By Stuart R. Levine
Published In, Forbes
Corporations are now moving from an increasing awareness of ESG (Environment, Social and Governance) to a more proactive stance. Directors are considering what impact ESG has on their role in overseeing strategy and succession planning. The catalyst for this thinking is coming from investors and stakeholders. They are focused on making sure that boards effectively address issues of climate change, waste, pollution, water resource depletion (Environment), working conditions, human rights, employee diversity, gender inequality (Social), board diversity, ethics and executive pay (Governance).
Why is this happening now and is this awareness here to stay? What does it mean to you, your company, your management and your board? What responses needs to be made? Companies need to be increasing their communication to the Street on how ESG is impacting their business strategy and its alignment with their employees, customers and shareholders. This spans the awareness of embracing diversity in the workplace and the environmental impact of not only your business, but the entire supply chain of goods and services you purchase and the impact it has on your customers.
According to Rivel Research Group, a firm that specializes in delivering actionable insight based on in-depth measurements of the investment community, ESG has six pillars: enhancement of market and accounting performance; lowering the cost of capital, a means to engage key shareholders; improving business reputation; fostering new revenue growth through product innovation; and aligning company and strategies with increasingly diverse constituents of the three-legged stool – customers, employees and shareholders.
The strong focus on ESG is coming from significant institutional investors like BlackRock and Vanguard, who are taking a longer view of performance. These institutional investors are massively impactful in influencing the allocation of capital, share price and the election of board members. Now, in addition to the ongoing short-term quarterly reporting pressures, there are issues such as environmental risk mitigation and gender diversity that large investors believe can impact the bottom line. Investors have ongoing concerns for the future that need to be addressed. These issues include aligning business strategies for the greater good and being responsible to the business communities they serve.
Last year as an example, the $2.6 trillion asset manager at State Street made it clear to the roughly 400 publicly-traded American companies that they will not stand for lack of diversity on boards. State Street voted against the re-election of the chair or most senior board member of the governance or nominating committee on male-only boards.. Their stance has been supported with financial research conducted by both Credit Suisse and MSCI published in the last three years that companies with female directors generated better returns than those without.
ProxyPulse, based upon analysis of 3,379 shareholder meetings held from January through June 2017, reports that BlackRock, Vanguard and Fidelity voted for shareholder proposals related to climate change disclosure. 66% of Institutional shares were voted for climate change proposals vs. only 13% of retail shares. You have to be current in your thinking about the best deployment of human and financial capital and companies need to reflect the needs of their customers, employees, shareholders and stakeholders.
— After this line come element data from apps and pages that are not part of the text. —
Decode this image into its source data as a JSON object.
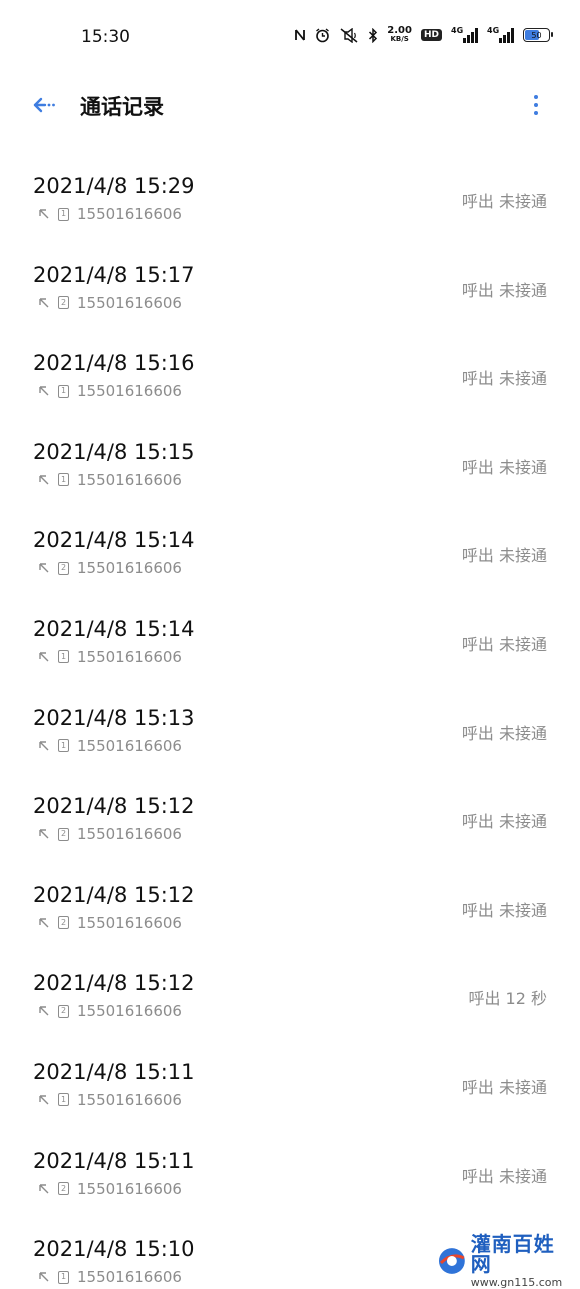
{
  "status_bar": {
    "time": "15:30",
    "net_speed": "2.00",
    "net_unit": "KB/S",
    "hd": "HD",
    "signal1_label": "4G",
    "signal2_label": "4G",
    "battery": "50"
  },
  "header": {
    "title": "通话记录",
    "back_icon": "back-arrow-icon",
    "more_icon": "more-vertical-icon",
    "accent": "#3f7de0"
  },
  "calls": [
    {
      "time": "2021/4/8 15:29",
      "sim": "1",
      "number": "15501616606",
      "status": "呼出 未接通"
    },
    {
      "time": "2021/4/8 15:17",
      "sim": "2",
      "number": "15501616606",
      "status": "呼出 未接通"
    },
    {
      "time": "2021/4/8 15:16",
      "sim": "1",
      "number": "15501616606",
      "status": "呼出 未接通"
    },
    {
      "time": "2021/4/8 15:15",
      "sim": "1",
      "number": "15501616606",
      "status": "呼出 未接通"
    },
    {
      "time": "2021/4/8 15:14",
      "sim": "2",
      "number": "15501616606",
      "status": "呼出 未接通"
    },
    {
      "time": "2021/4/8 15:14",
      "sim": "1",
      "number": "15501616606",
      "status": "呼出 未接通"
    },
    {
      "time": "2021/4/8 15:13",
      "sim": "1",
      "number": "15501616606",
      "status": "呼出 未接通"
    },
    {
      "time": "2021/4/8 15:12",
      "sim": "2",
      "number": "15501616606",
      "status": "呼出 未接通"
    },
    {
      "time": "2021/4/8 15:12",
      "sim": "2",
      "number": "15501616606",
      "status": "呼出 未接通"
    },
    {
      "time": "2021/4/8 15:12",
      "sim": "2",
      "number": "15501616606",
      "status": "呼出  12 秒"
    },
    {
      "time": "2021/4/8 15:11",
      "sim": "1",
      "number": "15501616606",
      "status": "呼出 未接通"
    },
    {
      "time": "2021/4/8 15:11",
      "sim": "2",
      "number": "15501616606",
      "status": "呼出 未接通"
    },
    {
      "time": "2021/4/8 15:10",
      "sim": "1",
      "number": "15501616606",
      "status": ""
    }
  ],
  "watermark": {
    "name": "灌南百姓网",
    "url": "www.gn115.com"
  }
}
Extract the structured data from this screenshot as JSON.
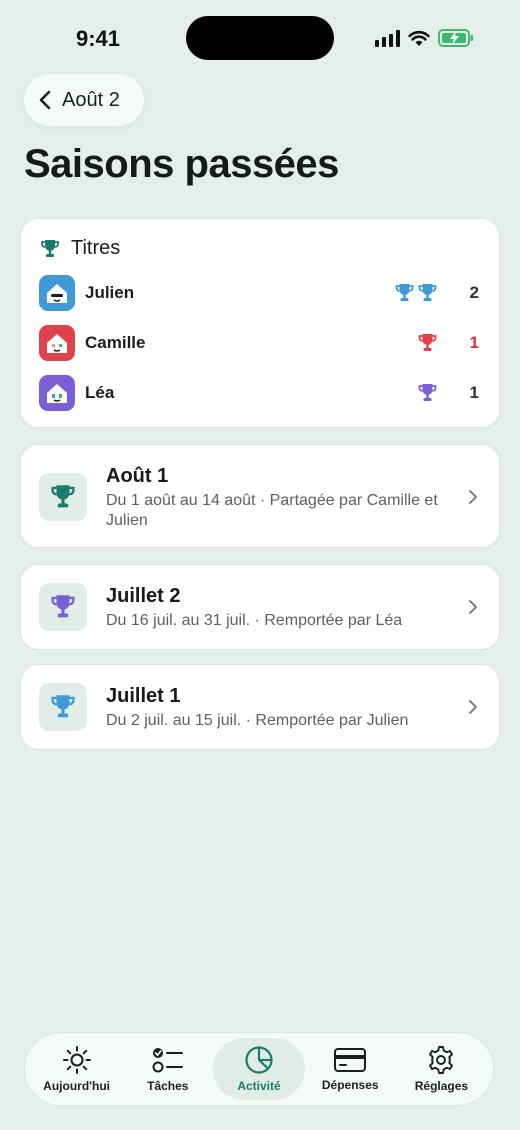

ESG is not just a temporary “feel good” exercise or the latest buzzword . Most companies today are serving diverse markets and should have board members with diverse backgrounds and experiences to make better grounded financial decisions on their products and services provided. Instead of winking and nodding or just checking the box, this is about very sound business that acknowledges strong demographic shifts in society and the consumers they serve.
The best companies are responding effectively and positioning themselves for future growth. They are making decisions that will speak to the talent pool in the workforce today such as Millennials that make up 34% of the labor market, and Gen Z that represents 21% of the U.S. population and growing in consumer market importance. As an impactful example, 47% of Millennials believe that CEOs should speak out on issues that are important to society and would be more loyal to their organizations if they did.
The most important advice I can provide to directors and boards is to continue linking ESG to your strategies , associated risks and continue to learn from current information. Environmental and social discussions will continue for many years and reflects the evolution of business and capitalism. Despite the constraints that ESG may place on their organizations such as higher labor costs, increased costs of goods and increased costs of human capital the fact is that focus on ESG benefits massively outweigh the potential risk of increased cost. ESG policy can assist in attracting better human capital, establishing more reliable supply chains, avoiding conflicts that are distracting and innovating new products which can make a huge positive impact.